**Brief:**
Leave the pictures out and return every line below exactly.

---------- Records provided ----------

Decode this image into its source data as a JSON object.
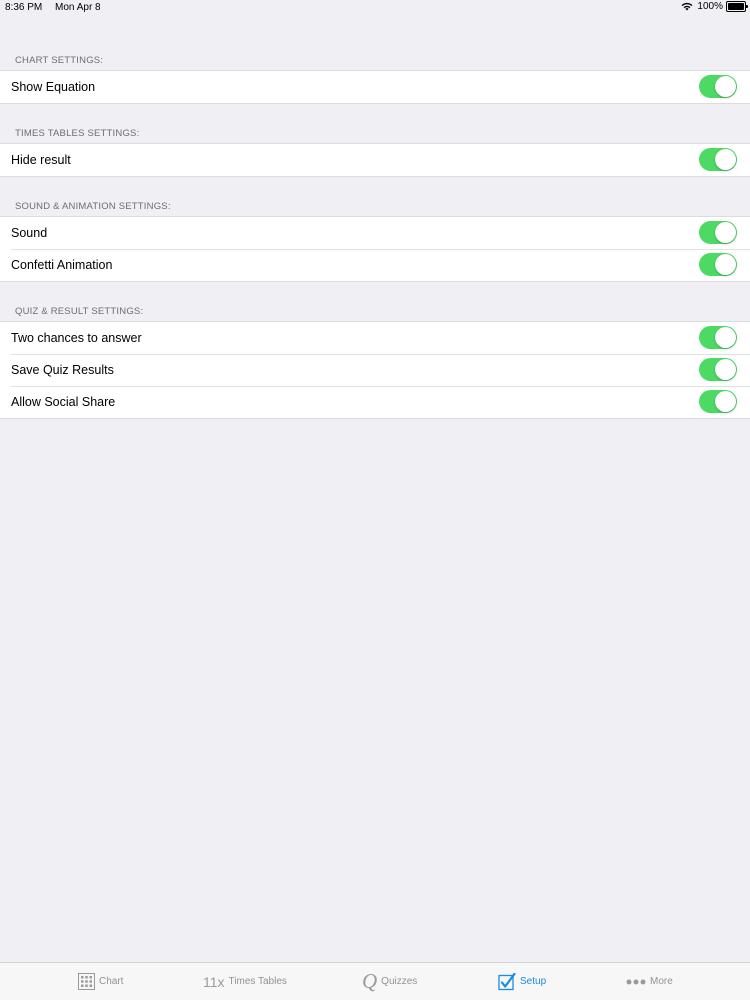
{
  "status_bar": {
    "time": "8:36 PM",
    "date": "Mon Apr 8",
    "battery": "100%"
  },
  "sections": [
    {
      "header": "CHART SETTINGS:",
      "rows": [
        {
          "label": "Show Equation",
          "on": true
        }
      ]
    },
    {
      "header": "TIMES TABLES SETTINGS:",
      "rows": [
        {
          "label": "Hide result",
          "on": true
        }
      ]
    },
    {
      "header": "SOUND & ANIMATION SETTINGS:",
      "rows": [
        {
          "label": "Sound",
          "on": true
        },
        {
          "label": "Confetti Animation",
          "on": true
        }
      ]
    },
    {
      "header": "QUIZ & RESULT SETTINGS:",
      "rows": [
        {
          "label": "Two chances to answer",
          "on": true
        },
        {
          "label": "Save Quiz Results",
          "on": true
        },
        {
          "label": "Allow Social Share",
          "on": true
        }
      ]
    }
  ],
  "tab_bar": {
    "chart": {
      "label": "Chart",
      "icon": "grid-icon"
    },
    "times_tables": {
      "label": "Times Tables",
      "icon_text": "11x"
    },
    "quizzes": {
      "label": "Quizzes",
      "icon_text": "Q"
    },
    "setup": {
      "label": "Setup",
      "icon": "checkbox-icon",
      "active": true
    },
    "more": {
      "label": "More",
      "icon": "ellipsis-icon"
    }
  },
  "colors": {
    "toggle_on": "#4cd964",
    "active_tab": "#1a8cdf",
    "inactive_tab": "#929292",
    "background": "#efeff4"
  }
}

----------

**Answer to the exercise:**
Decode this image into its source data as a JSON object.
{
  "status_bar": {
    "time": "8:36 PM",
    "date": "Mon Apr 8",
    "battery": "100%"
  },
  "sections": [
    {
      "header": "CHART SETTINGS:",
      "rows": [
        {
          "label": "Show Equation",
          "on": true
        }
      ]
    },
    {
      "header": "TIMES TABLES SETTINGS:",
      "rows": [
        {
          "label": "Hide result",
          "on": true
        }
      ]
    },
    {
      "header": "SOUND & ANIMATION SETTINGS:",
      "rows": [
        {
          "label": "Sound",
          "on": true
        },
        {
          "label": "Confetti Animation",
          "on": true
        }
      ]
    },
    {
      "header": "QUIZ & RESULT SETTINGS:",
      "rows": [
        {
          "label": "Two chances to answer",
          "on": true
        },
        {
          "label": "Save Quiz Results",
          "on": true
        },
        {
          "label": "Allow Social Share",
          "on": true
        }
      ]
    }
  ],
  "tab_bar": {
    "chart": {
      "label": "Chart",
      "icon": "grid-icon"
    },
    "times_tables": {
      "label": "Times Tables",
      "icon_text": "11x"
    },
    "quizzes": {
      "label": "Quizzes",
      "icon_text": "Q"
    },
    "setup": {
      "label": "Setup",
      "icon": "checkbox-icon",
      "active": true
    },
    "more": {
      "label": "More",
      "icon": "ellipsis-icon"
    }
  },
  "colors": {
    "toggle_on": "#4cd964",
    "active_tab": "#1a8cdf",
    "inactive_tab": "#929292",
    "background": "#efeff4"
  }
}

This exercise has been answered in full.